It's also nearing the end of the pro season, and the networks are ramping up their coverage; NBC follows the Penn State-Maryland game with a Saturday AFL special featuring the New York Jets and the Chargers in San Diego; Sunday's NFL doubleheader on CBS has the Vikings and Packers followed by the Lions and 49ers, while the AFL on NBC continues with the Bills and Oilers in Houston.
Speaking of which, For the Record notes that the NFL is on the verge of a record-breaking contract with CBS, one that will pay the league $75 million for four years, an increase of over $20 million from the previous contract. This breaks the record set by the AFL's $36 million five-year contract with NBC. By contrast, today's NFL TV rights are somewhere north of $6 billion a year.
I've written here about this week's cover story - no, not Juliet Prowse, but historian Arnold Toynbee's "Television: The Lion That Squeaks," and since that's an article in itself, I won't copy it here, but take a moment to check it out. Hard to believe, considering the fanmag TV Guide has turned into, that serious, intellectual articles such as this used to be published in it.

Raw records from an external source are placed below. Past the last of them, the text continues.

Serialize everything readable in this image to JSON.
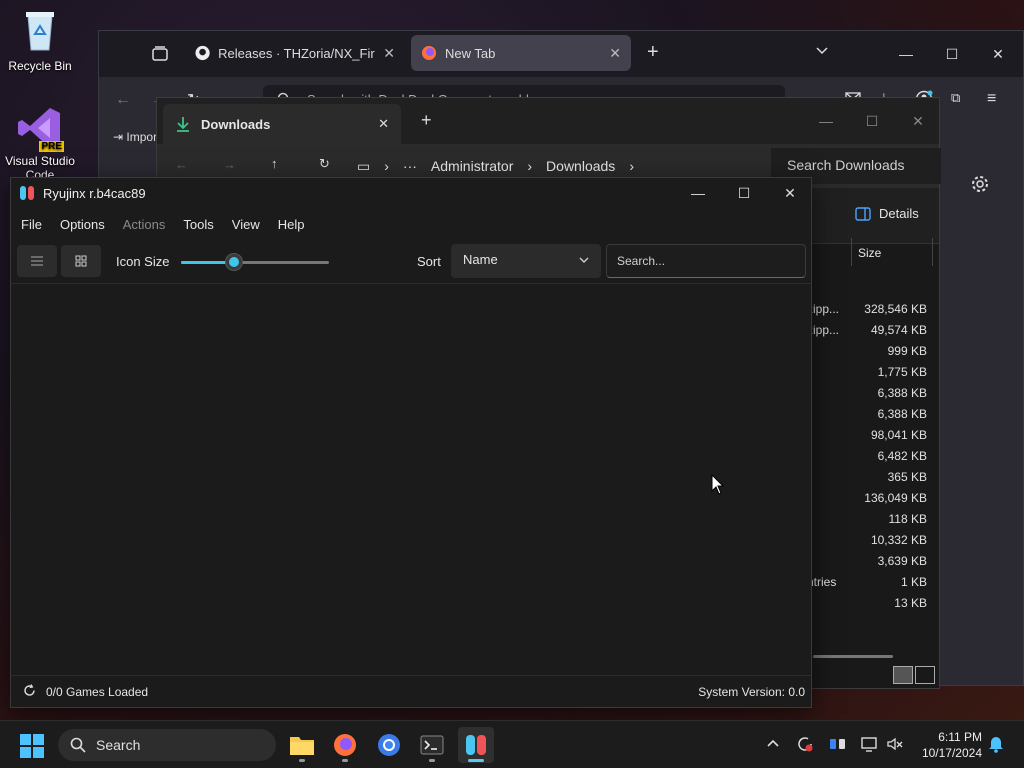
{
  "desktop": {
    "icons": [
      {
        "label": "Recycle Bin"
      },
      {
        "label": "Visual Studio Code",
        "badge": "PRE"
      }
    ]
  },
  "browser": {
    "tabs": [
      {
        "label": "Releases · THZoria/NX_Firmware"
      },
      {
        "label": "New Tab"
      }
    ],
    "address_placeholder": "Search with DuckDuckGo or enter address",
    "bookmark": "Import"
  },
  "explorer": {
    "tab_title": "Downloads",
    "breadcrumb": [
      "Administrator",
      "Downloads"
    ],
    "search_placeholder": "Search Downloads",
    "details_label": "Details",
    "column_size": "Size",
    "rows": [
      {
        "name": "zipp...",
        "size": "328,546 KB"
      },
      {
        "name": "zipp...",
        "size": "49,574 KB"
      },
      {
        "name": "",
        "size": "999 KB"
      },
      {
        "name": "",
        "size": "1,775 KB"
      },
      {
        "name": "",
        "size": "6,388 KB"
      },
      {
        "name": "",
        "size": "6,388 KB"
      },
      {
        "name": "",
        "size": "98,041 KB"
      },
      {
        "name": "",
        "size": "6,482 KB"
      },
      {
        "name": "",
        "size": "365 KB"
      },
      {
        "name": "",
        "size": "136,049 KB"
      },
      {
        "name": "",
        "size": "118 KB"
      },
      {
        "name": "",
        "size": "10,332 KB"
      },
      {
        "name": "",
        "size": "3,639 KB"
      },
      {
        "name": "ntries",
        "size": "1 KB"
      },
      {
        "name": "",
        "size": "13 KB"
      }
    ]
  },
  "ryujinx": {
    "title": "Ryujinx r.b4cac89",
    "menu": {
      "file": "File",
      "options": "Options",
      "actions": "Actions",
      "tools": "Tools",
      "view": "View",
      "help": "Help"
    },
    "icon_size_label": "Icon Size",
    "icon_size_value": 0.36,
    "sort_label": "Sort",
    "sort_value": "Name",
    "search_placeholder": "Search...",
    "games_loaded": "0/0 Games Loaded",
    "system_version": "System Version: 0.0"
  },
  "taskbar": {
    "search_label": "Search",
    "time": "6:11 PM",
    "date": "10/17/2024"
  },
  "colors": {
    "accent": "#40c4ea",
    "window_bg": "#1b1b1b"
  }
}
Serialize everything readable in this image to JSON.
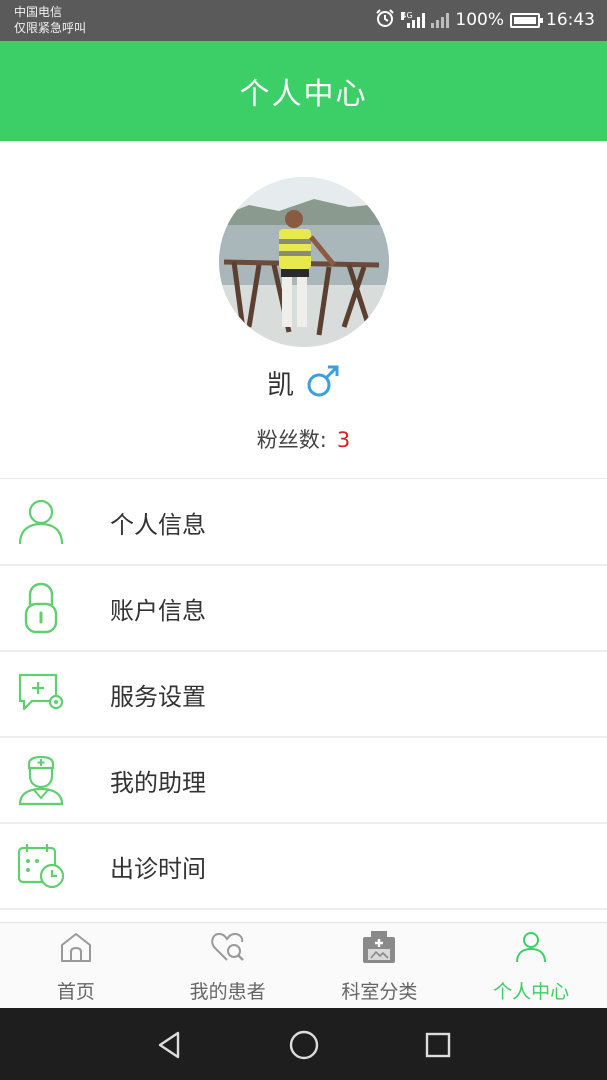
{
  "status_bar": {
    "carrier_line1": "中国电信",
    "carrier_line2": "仅限紧急呼叫",
    "network_tag": "4G",
    "battery": "100%",
    "time": "16:43"
  },
  "header": {
    "title": "个人中心"
  },
  "profile": {
    "name": "凯",
    "gender_icon": "male-icon",
    "fans_label": "粉丝数:",
    "fans_count": "3"
  },
  "menu": {
    "items": [
      {
        "label": "个人信息",
        "icon": "person-icon"
      },
      {
        "label": "账户信息",
        "icon": "lock-icon"
      },
      {
        "label": "服务设置",
        "icon": "chat-settings-icon"
      },
      {
        "label": "我的助理",
        "icon": "nurse-icon"
      },
      {
        "label": "出诊时间",
        "icon": "calendar-clock-icon"
      }
    ]
  },
  "tabs": [
    {
      "label": "首页",
      "icon": "home-icon",
      "active": false
    },
    {
      "label": "我的患者",
      "icon": "heart-search-icon",
      "active": false
    },
    {
      "label": "科室分类",
      "icon": "medical-bag-icon",
      "active": false
    },
    {
      "label": "个人中心",
      "icon": "person-icon",
      "active": true
    }
  ],
  "colors": {
    "accent": "#3ccf68",
    "menu_icon": "#5fcf6f",
    "fans_count": "#e02020",
    "gender": "#3b9ee0"
  }
}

And as for the leggy Miss Prowse, survivor of a broken engagement to Frank Sinatra, niightclub singer and dancer and current star of the sitcom Mona McCluskey, this is her second appearance on the cover of TV Guide in a little less than a year, the previous one having been in December 1964. Alas for her, the show - which tells the story of an entertainer married to an Air Force sergeant, wouldn't even have spanned that length of time: premiered September 1965, cancelled April 1966.